While this order sets clear standards and expectations for driver safety, it's not clear whether this is in response to a specific event or trend. Is this a preemptive step to reduce hazards posed by younger government employees who have been conditioned to text and chat behind the wheel? Have managers and executives trying to make productive use of down time been responsible for an uptick in traffic accidents? One thing is certain, our constant connectivity has the potential to raise security concerns.
Consider the influx of younger Americans, or millennials, who are entering the federal workforce, looking to integrate their technical ability and know-how into their new environment and responsibilities. While well-intentioned, this approach is not always welcomed into workplace culture. Many high security environments have established rigorous policies governing the use of cell phones, software applications, portable storage media and wireless devices to curb the inadvertent or intentional misuse of sensitive data. This prohibitive environment does not always resonate with a generation that is known to be an always-connected, early adopter of technology.
Some may term this multi-tasking, but don't be fooled, no matter what it is called, this is a dysfunctional pattern of behavior that will not lead to a productive work effort.

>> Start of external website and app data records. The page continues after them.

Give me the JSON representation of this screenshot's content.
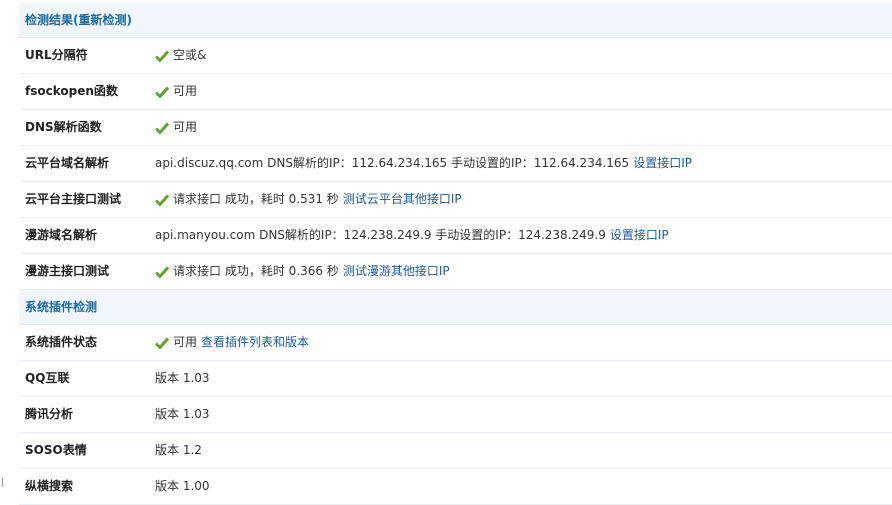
{
  "section1": {
    "title": "检测结果(重新检测)",
    "rows": [
      {
        "label": "URL分隔符",
        "value": "空或&"
      },
      {
        "label": "fsockopen函数",
        "value": "可用"
      },
      {
        "label": "DNS解析函数",
        "value": "可用"
      },
      {
        "label": "云平台域名解析",
        "value": "api.discuz.qq.com DNS解析的IP：112.64.234.165 手动设置的IP：112.64.234.165",
        "link": "设置接口IP"
      },
      {
        "label": "云平台主接口测试",
        "value": "请求接口 成功，耗时 0.531 秒",
        "link": "测试云平台其他接口IP"
      },
      {
        "label": "漫游域名解析",
        "value": "api.manyou.com DNS解析的IP：124.238.249.9 手动设置的IP：124.238.249.9",
        "link": "设置接口IP"
      },
      {
        "label": "漫游主接口测试",
        "value": "请求接口 成功，耗时 0.366 秒",
        "link": "测试漫游其他接口IP"
      }
    ]
  },
  "section2": {
    "title": "系统插件检测",
    "rows": [
      {
        "label": "系统插件状态",
        "value": "可用",
        "link": "查看插件列表和版本"
      },
      {
        "label": "QQ互联",
        "value": "版本 1.03"
      },
      {
        "label": "腾讯分析",
        "value": "版本 1.03"
      },
      {
        "label": "SOSO表情",
        "value": "版本 1.2"
      },
      {
        "label": "纵横搜索",
        "value": "版本 1.00"
      }
    ]
  },
  "colors": {
    "accent": "#1b6aa0",
    "link": "#1b5a96",
    "check": "#5aa52b",
    "header_bg": "#f0f6fb"
  },
  "icons": {
    "check": "check-icon"
  }
}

Social networks are a good example. For most businesses and agencies, social nets are a way to stay connected, informed, and to communicate with like-minded colleagues. From a security perspective, they also present a significant challenge for agencies whose personnel are consistently and aggressively targeted by hostile entities. In the high-security environment, any application that broadens the attack surface will be exploited by adversaries to target staff and military personnel. It's a risk that is too great for some agencies, leading to an outright ban in order to prevent abuse. These types of policies will not be understood by employees who have not been fully indoctrinated into the high security mindset that is required in the classified workplace.
Technology services are tightly integrated with many of our social, personal and professional lives, and workplace policies that prohibit the use of certain technology may be viewed by some as annoying, excessive or old fashioned. Employees may simply disregard, for instance, rules prohibiting the use of personal electronic devices in a classified workspace, or policies restricting the use of file-sharing applications on the enterprise network. Whether you subscribe to this philosophy or not, some employees will simply charge forward, guided by their own individual beliefs, disregarding controls that have been established for the collective good.
Persistent connectivity may also be a hazard for employees who may easily get off-track or distracted during the workday. Whether you are conscious of it or not, if you watch television, browse the Internet or listen to the radio, your cognitive processes have adapted to consume frequent, unrelated and short-duration streams of data. making it difficult for some individuals to focus and concentrate on tasks that require more than just a fleeting moment of attention. Consequently, some employees may get easily off-track or bored with their work - and want to do something else.
Some may term this multi-tasking, but don't be fooled, no matter what it is called, this is a dysfunctional pattern of behavior that will not lead to a productive work effort. The unopened e-mail, unread text message or missed personal call may be too tempting a distraction, leading to the diminished focus on tasks that must be accomplished during the day. Incidents of time and attendance fraud are frequently investigated by federal inspectors general, and managers need to enforce an understanding about how to accurately account for the workday effort on timecards or invoices to prevent or reduce fraud.
These issues aren't insurmountable, and odds are you have seen and dealt with these problems before. To a large degree, many of these issues are consistent with the attitudes and behaviors of new employees who have yet to be assimilated into the institutional security culture. Managers will need to be persistent in instructing and enforcing rules of conduct for employees that are unfamiliar with your business processes and expectations.
Eric M. Fiterman is a former FBI special agent and founder of Methodvue, a consultancy that provides cybersecurity and computer forensics services to the federal government and private businesses.